Welcome to The Lazarus Pit, a biweekly look at should-be classic metal records that don’t get nearly enough love; stuff that’s essential listening that you’ve probably never heard of; stuff that we’re too lazy to track down the band members to do a Hall Of Fame for. This week, we contract a severe case of deiphobia with Fear of God and their classic Within the Veil (Warner Bros.).
Dawn Crosby was one of those damaged souls, an artist who was always going to burn out, not fade away. She sang like a woman possessed – and in a way she was. She grew up a victim of emotional and sexual abuse, had a drinking problem (that would ultimately be her undoing), and could not keep a band lineup together (partly due to personality clashes, partly due to a mercurial temperament, and partly due to a habit of starting relationships with her bandmates while already in relationships with another bandmate). Still, for all her faults, she was one hell of a frontwoman, pouring all those roiling emotions into her performances. Crosby had a chameleon’s grasp of persona, able to slip effortlessly from a childlike whisper to a snarl to Tom G Warrior breathy moans. It was the force of her personality that pulled Fear of God out of the underground, and that same personality that destroyed it.
Fear of God started as a thrash-era outfit known as Détente, featuring future Fear Factory/Slipknot/KoRn producer Ross Robinson. They put out one LP, Recognize No Authority, before that lineup imploded and, after some shuffling that included Raven drummer Rob “Wacko” Hunter (you know, the one with the football helmet and shoulder pads), the band coalesced around Crosby and guitarist Mike Carlino, who would become the main songwriter. Picked up by a Warners A&R person who was impressed with some of the demos they had been cutting, they went into the studio, changed their name due to a conflict with another group, and emerged with Within the Veil.
Featuring songs written over the course of three years, Within the Veil picked up on the zeitgeist of heavy music at the time, covering everything from thrash to the burgeoning alternative scene. Sometimes Fear of God sounded like Concrete Blonde, like with “Betrayed”‘s Southern Gothic. Sometimes they sounded like Testament, like on “All That Remains.” “Emily” thuds like a distaff Celtic Frost. “Wasted Life” would qualify as a ballad, but there’s nothing particularly ballad-like about the subject matter. It successfully bridges the gap between the headbangers and the artsy set, with Andy Wallace mixing it expertly to bring out the darkness within.

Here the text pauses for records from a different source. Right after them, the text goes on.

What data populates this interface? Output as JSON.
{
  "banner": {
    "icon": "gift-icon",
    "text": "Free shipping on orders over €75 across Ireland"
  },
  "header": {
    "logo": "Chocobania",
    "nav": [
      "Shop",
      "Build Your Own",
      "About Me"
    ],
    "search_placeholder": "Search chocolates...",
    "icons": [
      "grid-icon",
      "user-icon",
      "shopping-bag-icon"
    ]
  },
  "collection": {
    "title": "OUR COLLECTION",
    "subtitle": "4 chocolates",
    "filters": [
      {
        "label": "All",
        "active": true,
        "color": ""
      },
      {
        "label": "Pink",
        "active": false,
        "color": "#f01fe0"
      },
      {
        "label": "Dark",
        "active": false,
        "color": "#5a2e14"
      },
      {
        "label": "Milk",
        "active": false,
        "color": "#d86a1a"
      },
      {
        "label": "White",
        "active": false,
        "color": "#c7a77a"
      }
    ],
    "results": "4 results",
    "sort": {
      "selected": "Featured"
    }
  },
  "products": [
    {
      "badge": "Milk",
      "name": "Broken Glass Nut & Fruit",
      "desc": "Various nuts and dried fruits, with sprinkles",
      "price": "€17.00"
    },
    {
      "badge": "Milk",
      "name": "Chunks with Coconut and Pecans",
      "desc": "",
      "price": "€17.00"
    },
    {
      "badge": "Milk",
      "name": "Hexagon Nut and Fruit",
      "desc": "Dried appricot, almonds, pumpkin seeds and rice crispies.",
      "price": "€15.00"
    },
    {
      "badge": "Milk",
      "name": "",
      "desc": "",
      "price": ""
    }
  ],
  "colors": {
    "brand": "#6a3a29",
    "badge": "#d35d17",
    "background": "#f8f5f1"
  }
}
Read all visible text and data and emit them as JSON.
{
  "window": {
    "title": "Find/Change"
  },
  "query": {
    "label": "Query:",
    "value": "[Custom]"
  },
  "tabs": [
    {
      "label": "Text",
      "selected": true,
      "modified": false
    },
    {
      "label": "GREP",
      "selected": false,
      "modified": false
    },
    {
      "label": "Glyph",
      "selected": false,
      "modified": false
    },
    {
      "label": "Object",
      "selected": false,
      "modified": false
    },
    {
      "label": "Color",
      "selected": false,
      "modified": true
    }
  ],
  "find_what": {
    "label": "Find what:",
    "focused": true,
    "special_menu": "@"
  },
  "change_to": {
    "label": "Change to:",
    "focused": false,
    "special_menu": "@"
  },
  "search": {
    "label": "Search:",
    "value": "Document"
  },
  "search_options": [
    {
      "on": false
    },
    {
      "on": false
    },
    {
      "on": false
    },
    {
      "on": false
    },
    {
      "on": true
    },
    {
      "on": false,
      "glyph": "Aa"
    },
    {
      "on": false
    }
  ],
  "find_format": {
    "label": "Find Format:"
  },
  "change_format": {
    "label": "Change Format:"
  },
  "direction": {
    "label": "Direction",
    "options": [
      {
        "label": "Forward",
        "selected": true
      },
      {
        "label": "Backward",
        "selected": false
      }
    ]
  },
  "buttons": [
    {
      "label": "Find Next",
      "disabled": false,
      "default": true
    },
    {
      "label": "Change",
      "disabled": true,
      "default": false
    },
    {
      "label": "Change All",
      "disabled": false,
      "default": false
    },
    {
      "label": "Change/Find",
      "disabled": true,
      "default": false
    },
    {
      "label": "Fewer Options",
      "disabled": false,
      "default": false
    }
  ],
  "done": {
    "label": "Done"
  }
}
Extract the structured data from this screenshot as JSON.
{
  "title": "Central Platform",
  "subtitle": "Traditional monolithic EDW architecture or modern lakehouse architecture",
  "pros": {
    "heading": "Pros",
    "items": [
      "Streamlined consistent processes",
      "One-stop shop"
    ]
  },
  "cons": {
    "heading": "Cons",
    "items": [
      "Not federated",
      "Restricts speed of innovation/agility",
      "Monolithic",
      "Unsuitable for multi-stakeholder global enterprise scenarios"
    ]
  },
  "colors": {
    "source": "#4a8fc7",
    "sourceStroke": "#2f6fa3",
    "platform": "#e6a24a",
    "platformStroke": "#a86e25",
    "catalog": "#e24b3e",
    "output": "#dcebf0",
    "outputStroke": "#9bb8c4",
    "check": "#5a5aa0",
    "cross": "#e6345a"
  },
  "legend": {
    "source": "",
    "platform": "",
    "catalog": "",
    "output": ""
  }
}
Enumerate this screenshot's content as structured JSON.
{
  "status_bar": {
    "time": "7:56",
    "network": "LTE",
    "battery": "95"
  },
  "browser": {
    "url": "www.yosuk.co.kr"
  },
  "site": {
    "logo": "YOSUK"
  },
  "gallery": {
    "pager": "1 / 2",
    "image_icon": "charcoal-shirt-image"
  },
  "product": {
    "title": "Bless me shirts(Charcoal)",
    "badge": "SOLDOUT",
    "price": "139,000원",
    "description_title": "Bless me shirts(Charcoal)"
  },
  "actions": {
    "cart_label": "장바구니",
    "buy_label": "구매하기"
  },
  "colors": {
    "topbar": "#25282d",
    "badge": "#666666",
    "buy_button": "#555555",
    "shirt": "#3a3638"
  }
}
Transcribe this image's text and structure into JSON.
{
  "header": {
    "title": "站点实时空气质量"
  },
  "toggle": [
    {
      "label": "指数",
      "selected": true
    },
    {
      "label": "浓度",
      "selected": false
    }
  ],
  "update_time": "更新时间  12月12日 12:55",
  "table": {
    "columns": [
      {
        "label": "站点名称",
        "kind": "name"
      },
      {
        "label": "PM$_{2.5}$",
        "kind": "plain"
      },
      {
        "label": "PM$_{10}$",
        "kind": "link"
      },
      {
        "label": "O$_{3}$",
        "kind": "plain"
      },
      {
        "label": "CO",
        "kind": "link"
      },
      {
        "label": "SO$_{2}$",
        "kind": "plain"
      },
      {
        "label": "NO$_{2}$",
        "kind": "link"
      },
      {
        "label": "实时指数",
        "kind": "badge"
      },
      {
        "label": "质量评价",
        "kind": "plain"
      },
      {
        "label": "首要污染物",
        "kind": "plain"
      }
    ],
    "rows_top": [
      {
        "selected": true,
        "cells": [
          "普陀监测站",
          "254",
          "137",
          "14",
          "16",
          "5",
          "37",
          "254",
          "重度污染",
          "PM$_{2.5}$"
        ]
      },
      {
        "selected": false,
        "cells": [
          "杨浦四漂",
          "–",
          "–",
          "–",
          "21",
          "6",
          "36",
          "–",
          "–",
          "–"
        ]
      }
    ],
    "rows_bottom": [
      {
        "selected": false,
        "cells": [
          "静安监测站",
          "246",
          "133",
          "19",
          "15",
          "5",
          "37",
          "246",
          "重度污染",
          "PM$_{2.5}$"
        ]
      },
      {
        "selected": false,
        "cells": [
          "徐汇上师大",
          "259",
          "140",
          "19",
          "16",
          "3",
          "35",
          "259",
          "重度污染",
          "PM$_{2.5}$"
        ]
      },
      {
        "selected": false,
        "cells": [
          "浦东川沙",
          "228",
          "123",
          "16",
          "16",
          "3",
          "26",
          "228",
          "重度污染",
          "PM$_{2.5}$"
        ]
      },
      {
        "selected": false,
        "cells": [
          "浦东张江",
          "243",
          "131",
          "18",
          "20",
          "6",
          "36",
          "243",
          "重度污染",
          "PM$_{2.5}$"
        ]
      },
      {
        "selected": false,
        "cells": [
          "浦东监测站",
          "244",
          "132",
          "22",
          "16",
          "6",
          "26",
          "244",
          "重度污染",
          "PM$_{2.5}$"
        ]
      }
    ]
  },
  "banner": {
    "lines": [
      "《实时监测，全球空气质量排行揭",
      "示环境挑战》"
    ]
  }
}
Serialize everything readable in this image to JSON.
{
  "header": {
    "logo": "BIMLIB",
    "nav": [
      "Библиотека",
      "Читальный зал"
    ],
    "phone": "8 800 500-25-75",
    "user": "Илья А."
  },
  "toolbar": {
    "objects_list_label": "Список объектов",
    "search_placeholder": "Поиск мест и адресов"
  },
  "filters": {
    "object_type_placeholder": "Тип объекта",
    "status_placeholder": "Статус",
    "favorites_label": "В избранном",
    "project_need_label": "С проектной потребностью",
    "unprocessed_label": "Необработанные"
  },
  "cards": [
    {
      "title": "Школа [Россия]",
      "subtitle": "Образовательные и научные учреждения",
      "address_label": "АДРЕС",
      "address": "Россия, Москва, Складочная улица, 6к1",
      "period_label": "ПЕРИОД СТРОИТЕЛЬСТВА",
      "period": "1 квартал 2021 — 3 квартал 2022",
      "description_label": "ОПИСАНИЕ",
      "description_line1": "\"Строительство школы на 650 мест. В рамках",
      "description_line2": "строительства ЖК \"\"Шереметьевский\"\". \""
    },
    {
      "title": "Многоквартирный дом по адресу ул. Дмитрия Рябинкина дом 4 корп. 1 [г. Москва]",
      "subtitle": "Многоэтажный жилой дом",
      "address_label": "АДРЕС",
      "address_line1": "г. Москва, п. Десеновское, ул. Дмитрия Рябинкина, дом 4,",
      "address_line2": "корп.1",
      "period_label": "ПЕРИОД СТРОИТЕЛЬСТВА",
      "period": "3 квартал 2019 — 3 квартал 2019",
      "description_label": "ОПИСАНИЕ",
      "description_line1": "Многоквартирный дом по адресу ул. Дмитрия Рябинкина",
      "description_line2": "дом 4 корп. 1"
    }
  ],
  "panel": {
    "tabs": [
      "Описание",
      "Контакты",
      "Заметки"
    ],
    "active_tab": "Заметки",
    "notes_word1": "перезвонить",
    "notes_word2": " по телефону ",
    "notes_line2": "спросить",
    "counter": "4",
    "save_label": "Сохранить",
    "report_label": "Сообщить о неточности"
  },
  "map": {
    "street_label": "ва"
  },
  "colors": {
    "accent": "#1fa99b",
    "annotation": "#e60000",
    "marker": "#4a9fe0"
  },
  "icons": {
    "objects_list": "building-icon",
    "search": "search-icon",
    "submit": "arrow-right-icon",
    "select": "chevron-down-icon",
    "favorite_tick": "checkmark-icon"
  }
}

Within the Veil wasn’t a big success, but Warners wasn’t ready to give up on the band. Unfortunately, Crosby was, and after the backing musicians recorded a follow-up, she dissolved the lineup without laying down her vocals. After a few years and a lot more member turnover (including a European tour backed by the members of Wrathchild America), Fear of God resurfaced in 1994, on Pavement, with the disappointing Toxic Voodoo. Two years later, Crosby was dead of liver failure. She left behind one truly great album, and a legacy that would lay the track for fatal femme bands like My Ruin and Kittie. A tragic end for one of the great frontwomen of metal.